What do you want viewers to walk away from this film with?
A lot of times you see a family Christmas film that is just saccharin and sappy. Many times, they don't feel like real folks. I wanted to create a family that felt real. Christmas is about getting together with your family, forgiving, resolving issues and recognizing that they might be nuts, but they're maybe all you got.
How much realism from your personal life is in the new film?
It’s probably my most personal film to date. There are moments and exchanges of dialogue that come from my life. Some of the bigger stuff I’ve pulled from friends’ stories. When Rosie Fitzgerald takes her grandchild to get baptized (without the parents knowing) that came from my extended family. I thought it was very specific to my family, but after the film was screened many people told me how their aunt or grandmother did the same thing.
You have embraced new formats such as making your films available on iTunes and Video On Demand on the day of its release. How has it impacted the success of your films?

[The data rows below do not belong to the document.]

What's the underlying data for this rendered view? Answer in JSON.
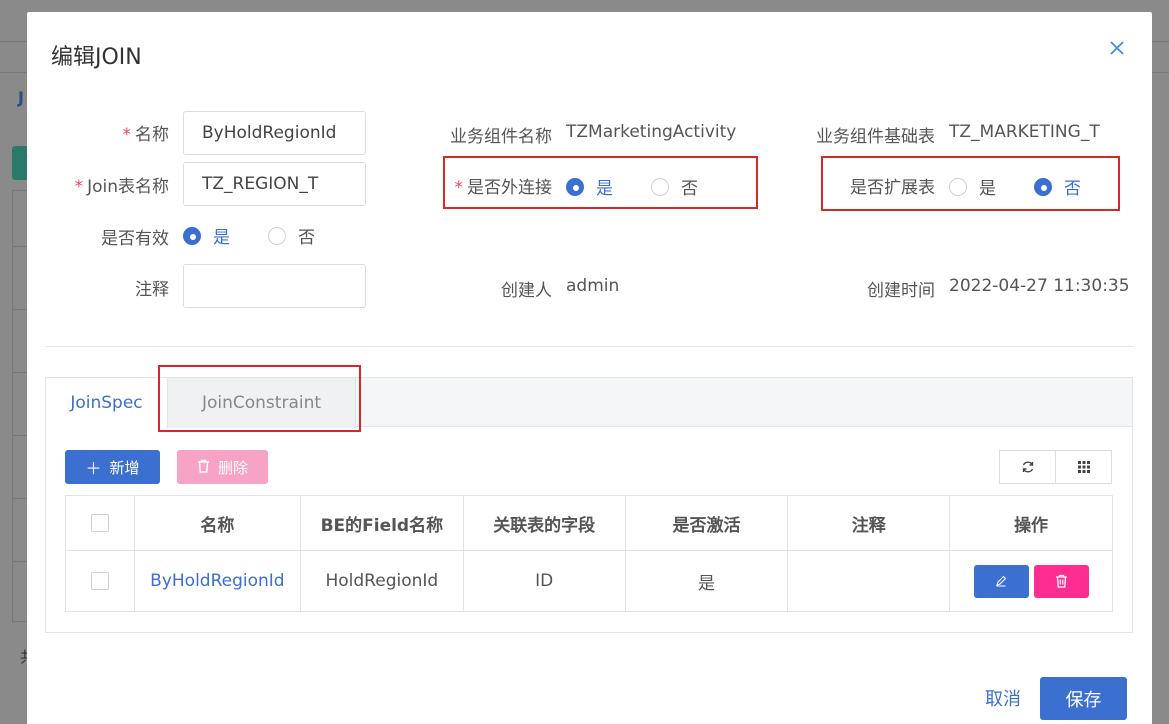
{
  "background": {
    "page_initial": "J",
    "footer_initial": "共"
  },
  "modal": {
    "title": "编辑JOIN",
    "close_icon": "close-icon",
    "form": {
      "name_label": "名称",
      "name_value": "ByHoldRegionId",
      "join_table_label": "Join表名称",
      "join_table_value": "TZ_REGION_T",
      "is_valid_label": "是否有效",
      "is_valid_yes": "是",
      "is_valid_no": "否",
      "comment_label": "注释",
      "comment_value": "",
      "component_name_label": "业务组件名称",
      "component_name_value": "TZMarketingActivity",
      "outer_join_label": "是否外连接",
      "outer_join_yes": "是",
      "outer_join_no": "否",
      "creator_label": "创建人",
      "creator_value": "admin",
      "base_table_label": "业务组件基础表",
      "base_table_value": "TZ_MARKETING_T",
      "extension_label": "是否扩展表",
      "extension_yes": "是",
      "extension_no": "否",
      "created_time_label": "创建时间",
      "created_time_value": "2022-04-27 11:30:35"
    },
    "selected": {
      "is_valid": "是",
      "outer_join": "是",
      "extension": "否"
    },
    "tabs": [
      {
        "label": "JoinSpec",
        "active": true
      },
      {
        "label": "JoinConstraint",
        "active": false
      }
    ],
    "toolbar": {
      "add_label": "新增",
      "delete_label": "删除",
      "refresh_icon": "refresh-icon",
      "columns_icon": "grid-icon"
    },
    "table": {
      "headers": [
        "名称",
        "BE的Field名称",
        "关联表的字段",
        "是否激活",
        "注释",
        "操作"
      ],
      "rows": [
        {
          "name": "ByHoldRegionId",
          "field": "HoldRegionId",
          "rel_field": "ID",
          "active": "是",
          "comment": ""
        }
      ]
    },
    "footer": {
      "cancel_label": "取消",
      "save_label": "保存"
    }
  },
  "colors": {
    "primary": "#3b6fd0",
    "danger": "#ff2d8f",
    "highlight": "#d62828"
  }
}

Quite honestly, it has changed my career for the better. Recently, I was driving on Sunrise Highway to my folks’ house in Rockville Centre. I passed by theaters in Rockville Centre and Valley Stream. Both are out of business and “The Brothers McMullen” ran in those theaters. That’s an idea of what is going on all over the country. If you don’t live in an urban area, it’s almost impossible to find these small movies. What I discovered is that those people who liked my films weren’t discovering them theatrically because they never got to their towns but rather saw it at home on HBO or DVD. My lawyer made the suggestion to go with iTunes and VOD, this way, they don’t have to wait for the film to show up at their local art house theater they can get it now. I didn’t know if it would work but it did and the audience wants it.
What did you learn as a director from working with Steven Spielberg as an actor on “Saving Private Ryan”?
That was a lucky experience for me because it was like going to graduate film school. Steven was very cool and told me that I could hang out and watch him all day long. I got to learn from one of the masters.... It changed my approach with how I worked with actors. I conceived my film “Sidewalks of New York” on that set after watching him work with handheld cameras and available light.
As an actor in a film that you are directing, how do you direct your own performance?
Since I write my own scripts, I have already lived with my character for a year before I start shooting so I made a lot of my choices as an actor in my office while I’m writing the screenplay. When I show up on set, I know what I need to do in any given scene. But if there’s a scene where I’m outside my comfort zone, I will turn to the fellow actor I’m in the scene with for feedback or ideas. My producer, Aaron Lubin, or director of photography Will Rexer of Huntington will also keep an eye on my performance.
You always bring your films to Cinema Arts Centre in Huntington. Is it a good luck charm for you?
I’m a Long Island filmmaker, and it’s the Long Island film art center. I’ve always had a great reception there. It’s my audience. If the audience there doesn’t like one of my films, I have failed. I like to hang, take pictures and talk with folks. There are a lot of familiar faces. It’s important to me to screen there. It’s my home court.